And we did so do it and it was as awful an experience as you can imagine. Even though we had told her it was coming, when it did, she was, not surprisingly, shocked. She would find herself immediately in the corner. And she was not at all happy. The tantrum would, of course, get worse and by worse I mean loud. It would also become animated with "I didn't do that! You didn't count!" During this moment, I listened to the older two children debate the ethics of all of this:
Child No.2: "She's right, he didn't count. She just doesn't understand."

Child No.1: "Well, she knew she shouldn't be throwing tantrums, didn't she? Dad just wants her to stop."

Child No.2: "But she is very upset and it doesn't look like it's working. She is really loud. This is really annoying. Maybe we should help?"

Child No.1: "True it is annoying. I wouldn't get involved if I were you. You might be the target of more punishment yourself. Just be extra well-behaved."
And with that Child No.1 switched off her hearing aid (making us all envious of that option) and got on with her business.
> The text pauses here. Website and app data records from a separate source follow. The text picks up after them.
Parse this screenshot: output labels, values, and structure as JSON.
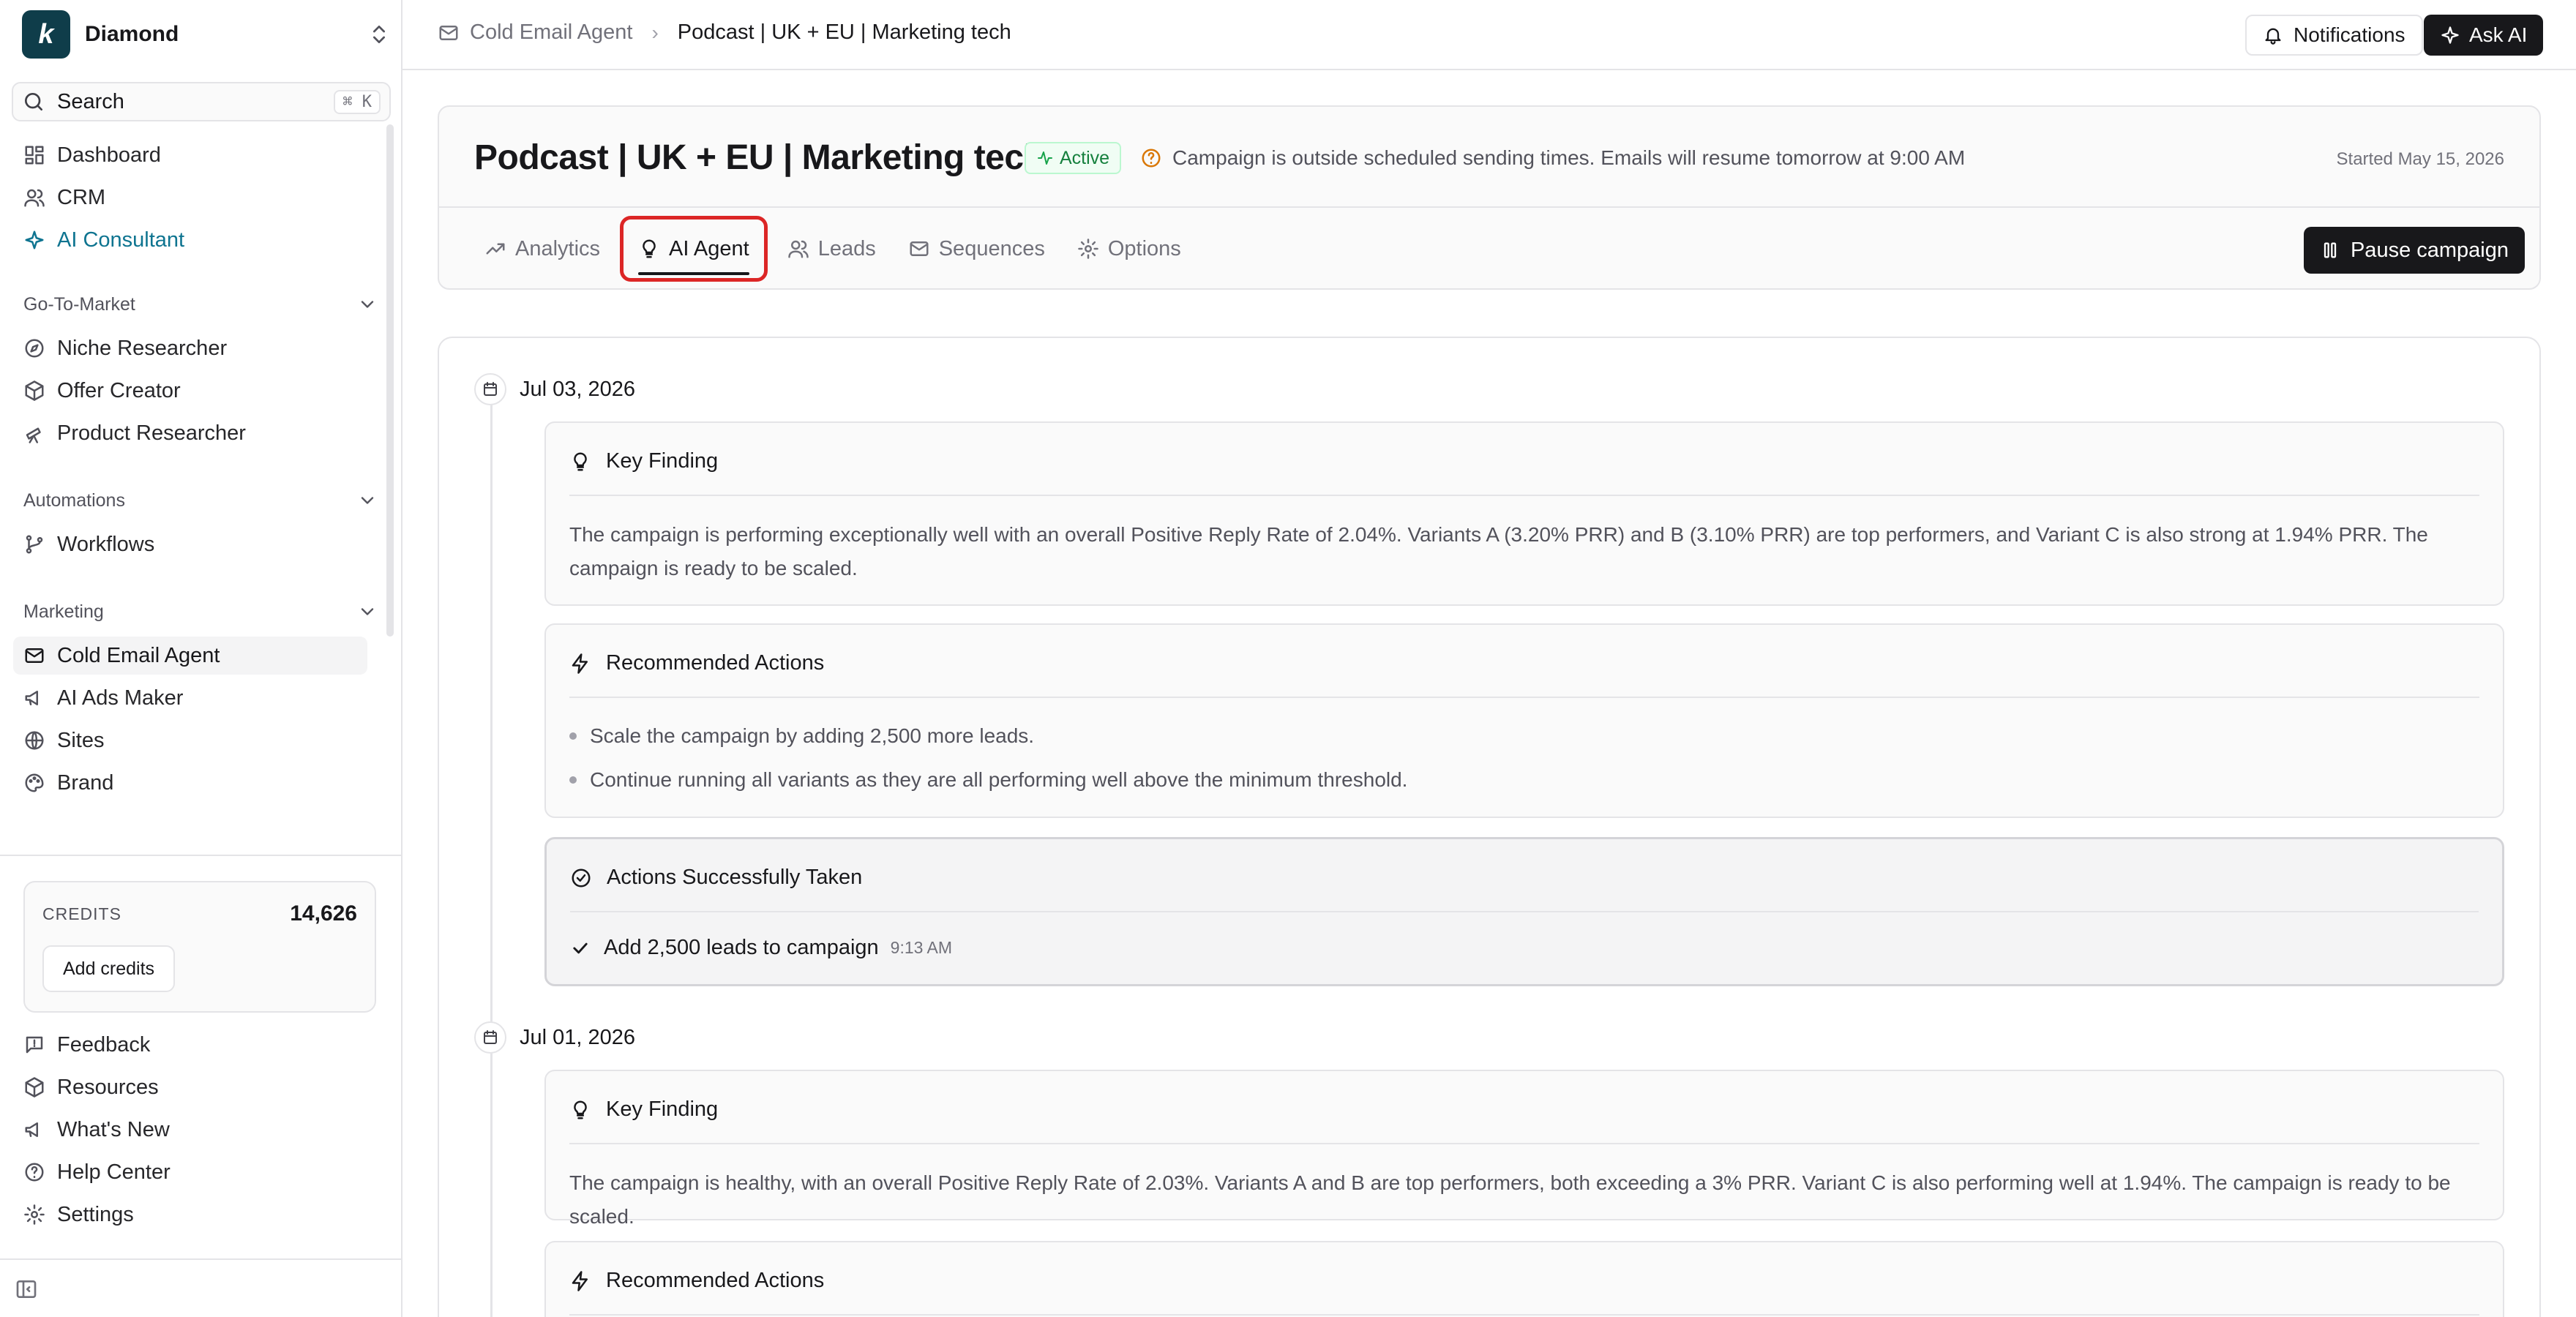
{
  "workspace": {
    "name": "Diamond",
    "logo_letter": "k"
  },
  "search": {
    "label": "Search",
    "shortcut": "⌘ K"
  },
  "sidebar": {
    "top_items": [
      {
        "label": "Dashboard",
        "icon": "dashboard-icon"
      },
      {
        "label": "CRM",
        "icon": "users-icon"
      },
      {
        "label": "AI Consultant",
        "icon": "sparkle-icon"
      }
    ],
    "sections": [
      {
        "title": "Go-To-Market",
        "items": [
          {
            "label": "Niche Researcher",
            "icon": "compass-icon"
          },
          {
            "label": "Offer Creator",
            "icon": "package-icon"
          },
          {
            "label": "Product Researcher",
            "icon": "telescope-icon"
          }
        ]
      },
      {
        "title": "Automations",
        "items": [
          {
            "label": "Workflows",
            "icon": "workflow-icon"
          }
        ]
      },
      {
        "title": "Marketing",
        "items": [
          {
            "label": "Cold Email Agent",
            "icon": "mail-icon"
          },
          {
            "label": "AI Ads Maker",
            "icon": "megaphone-icon"
          },
          {
            "label": "Sites",
            "icon": "globe-icon"
          },
          {
            "label": "Brand",
            "icon": "palette-icon"
          }
        ]
      }
    ],
    "credits": {
      "label": "CREDITS",
      "value": "14,626",
      "button": "Add credits"
    },
    "bottom_items": [
      {
        "label": "Feedback",
        "icon": "feedback-icon"
      },
      {
        "label": "Resources",
        "icon": "box-icon"
      },
      {
        "label": "What's New",
        "icon": "megaphone-icon"
      },
      {
        "label": "Help Center",
        "icon": "help-icon"
      },
      {
        "label": "Settings",
        "icon": "gear-icon"
      }
    ]
  },
  "breadcrumb": {
    "parent": "Cold Email Agent",
    "current": "Podcast | UK + EU | Marketing tech"
  },
  "topbar": {
    "notifications": "Notifications",
    "ask_ai": "Ask AI"
  },
  "campaign": {
    "title": "Podcast | UK + EU | Marketing tech",
    "status": "Active",
    "notice": "Campaign is outside scheduled sending times. Emails will resume tomorrow at 9:00 AM",
    "started": "Started May 15, 2026",
    "tabs": [
      "Analytics",
      "AI Agent",
      "Leads",
      "Sequences",
      "Options"
    ],
    "active_tab": "AI Agent",
    "pause_button": "Pause campaign"
  },
  "timeline": [
    {
      "date": "Jul 03, 2026",
      "key_finding": {
        "title": "Key Finding",
        "text": "The campaign is performing exceptionally well with an overall Positive Reply Rate of 2.04%. Variants A (3.20% PRR) and B (3.10% PRR) are top performers, and Variant C is also strong at 1.94% PRR. The campaign is ready to be scaled."
      },
      "recommended": {
        "title": "Recommended Actions",
        "items": [
          "Scale the campaign by adding 2,500 more leads.",
          "Continue running all variants as they are all performing well above the minimum threshold."
        ]
      },
      "taken": {
        "title": "Actions Successfully Taken",
        "item": "Add 2,500 leads to campaign",
        "time": "9:13 AM"
      }
    },
    {
      "date": "Jul 01, 2026",
      "key_finding": {
        "title": "Key Finding",
        "text": "The campaign is healthy, with an overall Positive Reply Rate of 2.03%. Variants A and B are top performers, both exceeding a 3% PRR. Variant C is also performing well at 1.94%. The campaign is ready to be scaled."
      },
      "recommended": {
        "title": "Recommended Actions"
      }
    }
  ],
  "colors": {
    "accent": "#0e7490",
    "active_badge": "#15803d",
    "warning": "#d97706",
    "highlight": "#dc2626"
  }
}
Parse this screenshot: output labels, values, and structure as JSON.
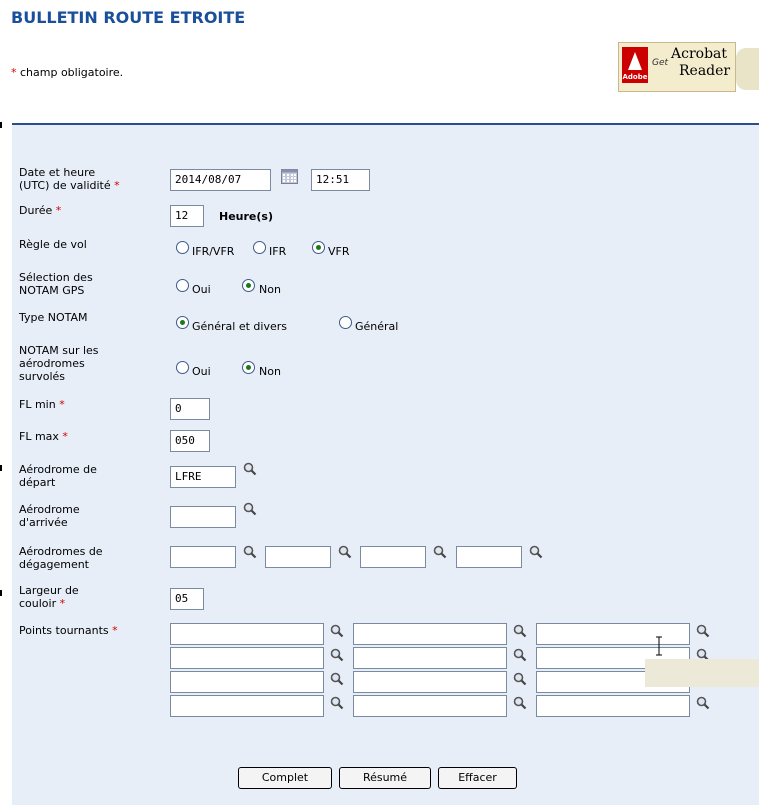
{
  "title": "BULLETIN ROUTE ETROITE",
  "required_note": "champ obligatoire.",
  "required_star": "*",
  "acrobat": {
    "get": "Get",
    "line1": "Acrobat",
    "line2": "Reader",
    "adobe": "Adobe"
  },
  "fields": {
    "date_label_1": "Date et heure",
    "date_label_2": "(UTC) de validité",
    "date_value": "2014/08/07",
    "time_value": "12:51",
    "duree_label": "Durée",
    "duree_value": "12",
    "duree_unit": "Heure(s)",
    "regle_label": "Règle de vol",
    "regle_options": [
      "IFR/VFR",
      "IFR",
      "VFR"
    ],
    "regle_selected": "VFR",
    "gps_label_1": "Sélection des",
    "gps_label_2": "NOTAM GPS",
    "gps_options": [
      "Oui",
      "Non"
    ],
    "gps_selected": "Non",
    "type_label": "Type NOTAM",
    "type_options": [
      "Général et divers",
      "Général"
    ],
    "type_selected": "Général et divers",
    "survol_label_1": "NOTAM sur les",
    "survol_label_2": "aérodromes",
    "survol_label_3": "survolés",
    "survol_options": [
      "Oui",
      "Non"
    ],
    "survol_selected": "Non",
    "flmin_label": "FL min",
    "flmin_value": "0",
    "flmax_label": "FL max",
    "flmax_value": "050",
    "depart_label_1": "Aérodrome de",
    "depart_label_2": "départ",
    "depart_value": "LFRE",
    "arrivee_label_1": "Aérodrome",
    "arrivee_label_2": "d'arrivée",
    "arrivee_value": "",
    "degag_label_1": "Aérodromes de",
    "degag_label_2": "dégagement",
    "couloir_label_1": "Largeur de",
    "couloir_label_2": "couloir",
    "couloir_value": "05",
    "points_label": "Points tournants"
  },
  "buttons": {
    "complet": "Complet",
    "resume": "Résumé",
    "effacer": "Effacer"
  },
  "icons": {
    "search": "search-icon",
    "calendar": "calendar-icon"
  }
}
That wasn't the end of the matter. Child No.3 decided to resist. She would escape the corner and fight, usually with me, for her freedom. And Child No.3 is really strong. Much stronger than your average 3 year old. So it was really tough to contain her.

Now it is perhaps best here to pause the story and note that much of what we were doing with The Surge was not the best 'time out' practice. I was somewhat aware of this at the time but this Slate article today pretty much demonstrates that that was the case. Using its criteria (and I recommend you read that article if you engage in time-out punishments), I have evaluated my own performance here.

As you can see, it is far from a perfect score and the Surge didn't not necessarily involve an improvement on all dimensions.

We were well aware that a Surge wouldn't actually solve anything unless we could withdrawl from it at a more peaceful outcome than before. So right from the start we had plan. If the Surge started reducing tantrums we would need to replace it with something else. Indeed, as the Slate article points out, you need something other than a time-out to use to manage the intensity of punishments. For Child No.3, the neglected third child aspect was that she had very little of her own. All of her toys were pretty much shared. She got little in the way of activities. And in our austere household, there were hardly any special treats or TV. You need to give in order to be able to withdraw.

But more critically, Child No.3 needed to feel she was 'winning.' So we enacted a chart system that hadn't worked for other two but might just work for her. We decided to give her a 'star' for each day she did not throw a tantrum. Make it through a week and she would 'win' a reward -- in our case, a toy of her own. So now if she was on the very of a tantrum, we could say, "do it and you will miss out on today's star." It required no immediate action on our part and so Child No.3 knew it was credible. Prior to the Surge, the tantrums and been so fierce, frequent and emotional that we couldn't have explained or transitioned fairly to this system. Afterwards, we could and did.

And it came with bonuses. For instance, at the same time, she developed a sore on her fingers that she sucked. We knew we would have to deal with this at some stage but the sore gave us the opportunity we needed to get her on-board. We used the chart to track behaviour and now she is 'finger sucking free.'

The war has ended but it took its toll. Our physical battles during the Surge left me with a crippling back injury that I am still recovering from. But the price was worth it. Indeed, there was some irony in the outcome. When I was having trouble getting my socks and shoes on to go to work, Child No.3 noticed and said, "Daddy, I can do that. I can help. I put my shoes and socks on without being told now." And with that she put my socks and shoes on. It was many years earlier than I expected to have this role reversal. I know that our battles are really not over, but it was a fitting reminder of a restored relationship.

Some previous posts on punishment are here, here and here.